THERE ARE BOTH PSYCHOLOGICAL AND PHYSIOLOGICAL BENEFITS OF MEDITATION. HERE ARE JUST A FEW:
Increased energy and vitality
Clearer connection with your higher self and source
Reduced anxiety and expanded capacity for happiness
Reduced stress and fatigue
Enrichment of all aspects of your life – body, mind, and spirit
Activation of the expansive qualities of the heart, mind, and spirit
Easy access to the power of attention and intention to realize your
Increased occurrence of synchronicities
Improved concentration and focus
Improved eating and sleeping habits
Normalized blood pressure and cholesterol and better overall health
Improved mental clarity
Improved performance, efficiency, and productivity
Increased job satisfaction
Decreased need for addictive substances
Increased self-awareness and self-confidence
Increased fluid intelligence (IQ)

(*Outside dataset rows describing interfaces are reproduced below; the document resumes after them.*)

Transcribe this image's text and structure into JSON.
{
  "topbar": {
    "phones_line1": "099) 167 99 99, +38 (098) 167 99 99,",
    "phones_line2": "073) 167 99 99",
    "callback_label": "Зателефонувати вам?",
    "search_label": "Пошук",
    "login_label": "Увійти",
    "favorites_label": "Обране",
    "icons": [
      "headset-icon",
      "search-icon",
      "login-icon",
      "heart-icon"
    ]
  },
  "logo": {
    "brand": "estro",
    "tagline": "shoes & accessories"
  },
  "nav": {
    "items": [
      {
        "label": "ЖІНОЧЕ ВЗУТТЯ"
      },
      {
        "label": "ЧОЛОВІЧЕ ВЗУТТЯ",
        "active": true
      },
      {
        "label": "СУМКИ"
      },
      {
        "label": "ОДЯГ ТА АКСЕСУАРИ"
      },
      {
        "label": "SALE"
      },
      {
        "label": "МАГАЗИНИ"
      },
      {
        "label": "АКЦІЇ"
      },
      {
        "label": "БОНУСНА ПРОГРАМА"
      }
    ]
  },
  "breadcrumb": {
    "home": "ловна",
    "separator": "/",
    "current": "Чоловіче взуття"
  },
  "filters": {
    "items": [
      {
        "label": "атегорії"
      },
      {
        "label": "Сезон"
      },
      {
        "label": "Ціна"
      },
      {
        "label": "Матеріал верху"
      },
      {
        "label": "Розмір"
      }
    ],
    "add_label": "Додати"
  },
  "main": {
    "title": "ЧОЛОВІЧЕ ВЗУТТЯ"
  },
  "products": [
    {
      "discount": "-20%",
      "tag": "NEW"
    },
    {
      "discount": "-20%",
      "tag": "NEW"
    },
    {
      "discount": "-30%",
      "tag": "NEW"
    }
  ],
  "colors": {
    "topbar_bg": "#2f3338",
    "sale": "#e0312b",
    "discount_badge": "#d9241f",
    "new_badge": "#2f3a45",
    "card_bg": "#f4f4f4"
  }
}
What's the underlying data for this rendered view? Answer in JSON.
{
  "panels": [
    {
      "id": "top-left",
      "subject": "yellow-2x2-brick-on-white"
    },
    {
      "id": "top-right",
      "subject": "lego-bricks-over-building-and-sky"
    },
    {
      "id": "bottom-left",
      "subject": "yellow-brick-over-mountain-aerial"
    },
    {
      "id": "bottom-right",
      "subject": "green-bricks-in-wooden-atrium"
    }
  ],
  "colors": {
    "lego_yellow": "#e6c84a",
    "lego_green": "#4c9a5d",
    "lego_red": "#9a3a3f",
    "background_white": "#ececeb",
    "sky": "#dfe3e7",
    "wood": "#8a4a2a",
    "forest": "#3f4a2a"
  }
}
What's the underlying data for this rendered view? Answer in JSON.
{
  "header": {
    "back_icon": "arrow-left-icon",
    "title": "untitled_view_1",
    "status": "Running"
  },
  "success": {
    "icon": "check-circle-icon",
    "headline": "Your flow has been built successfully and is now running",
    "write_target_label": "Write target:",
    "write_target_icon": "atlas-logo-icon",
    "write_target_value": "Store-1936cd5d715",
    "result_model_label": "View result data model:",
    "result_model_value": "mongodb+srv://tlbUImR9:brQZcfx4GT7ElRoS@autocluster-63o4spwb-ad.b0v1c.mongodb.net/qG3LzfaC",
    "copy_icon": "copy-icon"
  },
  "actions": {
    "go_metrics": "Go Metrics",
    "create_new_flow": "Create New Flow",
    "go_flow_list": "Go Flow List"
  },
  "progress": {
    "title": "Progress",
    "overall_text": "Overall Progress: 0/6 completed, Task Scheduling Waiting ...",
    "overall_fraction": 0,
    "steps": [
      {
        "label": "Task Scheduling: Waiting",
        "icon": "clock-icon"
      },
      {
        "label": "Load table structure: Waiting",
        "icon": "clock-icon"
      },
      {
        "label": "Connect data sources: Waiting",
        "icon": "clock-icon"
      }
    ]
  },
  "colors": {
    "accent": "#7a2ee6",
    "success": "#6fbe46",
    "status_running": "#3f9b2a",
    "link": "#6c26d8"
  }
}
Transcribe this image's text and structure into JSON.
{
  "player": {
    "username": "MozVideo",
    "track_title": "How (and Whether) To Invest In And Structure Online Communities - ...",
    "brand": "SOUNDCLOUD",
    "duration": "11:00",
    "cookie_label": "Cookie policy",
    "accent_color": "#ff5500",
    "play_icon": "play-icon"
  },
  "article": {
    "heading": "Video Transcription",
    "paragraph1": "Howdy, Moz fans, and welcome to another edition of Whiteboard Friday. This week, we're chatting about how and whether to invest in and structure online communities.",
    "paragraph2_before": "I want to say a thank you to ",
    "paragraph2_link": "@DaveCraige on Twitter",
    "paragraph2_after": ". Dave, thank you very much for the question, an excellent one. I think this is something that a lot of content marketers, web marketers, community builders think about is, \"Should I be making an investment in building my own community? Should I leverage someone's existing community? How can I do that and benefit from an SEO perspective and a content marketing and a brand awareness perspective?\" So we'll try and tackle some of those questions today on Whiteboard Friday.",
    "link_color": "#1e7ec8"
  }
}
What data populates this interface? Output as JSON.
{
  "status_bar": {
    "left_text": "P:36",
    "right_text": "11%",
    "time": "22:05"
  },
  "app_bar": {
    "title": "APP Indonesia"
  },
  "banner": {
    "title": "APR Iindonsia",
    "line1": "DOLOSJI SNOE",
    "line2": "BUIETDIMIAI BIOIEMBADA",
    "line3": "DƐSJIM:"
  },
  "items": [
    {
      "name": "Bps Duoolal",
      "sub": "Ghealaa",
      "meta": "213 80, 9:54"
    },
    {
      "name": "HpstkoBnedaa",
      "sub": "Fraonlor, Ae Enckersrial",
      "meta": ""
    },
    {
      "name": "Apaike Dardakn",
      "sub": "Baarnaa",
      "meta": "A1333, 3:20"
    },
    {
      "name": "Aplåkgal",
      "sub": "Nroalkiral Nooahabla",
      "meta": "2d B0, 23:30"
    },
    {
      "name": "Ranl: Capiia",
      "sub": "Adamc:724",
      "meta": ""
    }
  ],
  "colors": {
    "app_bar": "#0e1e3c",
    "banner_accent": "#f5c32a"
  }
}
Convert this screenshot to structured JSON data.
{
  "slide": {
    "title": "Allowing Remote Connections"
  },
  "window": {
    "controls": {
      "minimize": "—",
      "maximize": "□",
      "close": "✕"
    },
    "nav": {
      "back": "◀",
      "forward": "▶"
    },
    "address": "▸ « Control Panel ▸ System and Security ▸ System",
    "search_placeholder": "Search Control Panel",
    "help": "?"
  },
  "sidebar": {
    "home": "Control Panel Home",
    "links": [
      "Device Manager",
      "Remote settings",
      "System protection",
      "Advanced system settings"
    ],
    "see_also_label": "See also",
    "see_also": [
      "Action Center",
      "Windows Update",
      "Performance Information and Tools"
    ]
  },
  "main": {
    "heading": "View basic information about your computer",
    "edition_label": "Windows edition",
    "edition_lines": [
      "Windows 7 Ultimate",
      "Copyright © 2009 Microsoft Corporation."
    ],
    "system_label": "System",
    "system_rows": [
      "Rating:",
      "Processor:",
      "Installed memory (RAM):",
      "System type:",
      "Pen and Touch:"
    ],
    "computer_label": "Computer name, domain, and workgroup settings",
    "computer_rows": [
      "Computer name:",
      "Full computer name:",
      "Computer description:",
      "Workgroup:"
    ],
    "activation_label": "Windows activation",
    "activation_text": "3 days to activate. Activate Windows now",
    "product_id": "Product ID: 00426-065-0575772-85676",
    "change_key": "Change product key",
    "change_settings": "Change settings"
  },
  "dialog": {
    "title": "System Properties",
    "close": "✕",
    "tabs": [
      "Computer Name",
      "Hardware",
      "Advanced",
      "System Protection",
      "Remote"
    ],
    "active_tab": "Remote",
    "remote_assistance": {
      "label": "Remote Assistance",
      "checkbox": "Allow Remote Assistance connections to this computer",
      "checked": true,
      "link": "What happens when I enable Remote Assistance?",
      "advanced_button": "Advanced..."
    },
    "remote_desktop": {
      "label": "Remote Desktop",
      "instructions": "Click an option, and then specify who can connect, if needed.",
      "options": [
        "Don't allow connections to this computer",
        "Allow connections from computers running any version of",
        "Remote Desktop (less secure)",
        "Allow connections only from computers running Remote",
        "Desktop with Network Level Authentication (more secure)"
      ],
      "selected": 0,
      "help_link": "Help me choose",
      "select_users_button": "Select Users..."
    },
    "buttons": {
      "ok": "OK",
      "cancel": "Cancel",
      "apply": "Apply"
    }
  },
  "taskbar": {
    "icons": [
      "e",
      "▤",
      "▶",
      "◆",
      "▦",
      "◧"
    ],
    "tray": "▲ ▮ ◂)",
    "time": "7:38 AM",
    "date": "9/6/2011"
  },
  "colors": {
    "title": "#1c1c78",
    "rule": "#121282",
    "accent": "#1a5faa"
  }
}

Physiologically, one of the biggest benefits is lowered blood pressure, lowered cholesterol and the general calming of the nervous system. Also, because the mind and body are intimately connected, when the mind settles down, so does the body. This allows for the release of stress-induced physical symptoms. Physical impurities in cells have their equivalents in the mind: fear, anger, greed, compulsivity, doubt, and other negative emotions. Operating at the quantum level, they can be as damaging to us as any chemical toxin. The mind body connection turns negative attitudes into chemical toxins, the so-called “stress hormones” that have been linked to many different diseases. Ayurveda, an ancient approach to health, also known as the science of life and longevity, lumps all negative tendencies together as “mental ama,” which needs to be purified from the mind. But how? It is not possible to purify the mind by thinking about it. An angry mind cannot conquer its own anger; fear cannot quench fear. Instead, a technique is required that goes beyond the domain where fear, anger, and all other forms of mental ama hold sway. This technique is meditation. If properly taught and used, meditation allows a person to become unstuck from the ama in his thoughts and emotions. The value of meditation is studied in classrooms, clinics, research laboratories, and ashrams – and we see it work everyday in ourselves, in those we love, in the world around us and in those we teach. Studies tell us that individuals 40 years and older go to the doctor 73% less often if they have a regular meditation practice. And mediators have 87.3% fewer admissions to the hospital for heart disease, and 55.4% fewer admissions for benign and malignant tumors of all types. A 1974 study conducted at Harvard Medical School (and since repeated in other studies) reported that borderline hypertension often responds extremely well to meditation. Just by practicing meditation, most people under the age of 40 could expect to fall below the limit set for borderline hypertension. Rarely is there a reason not to meditate.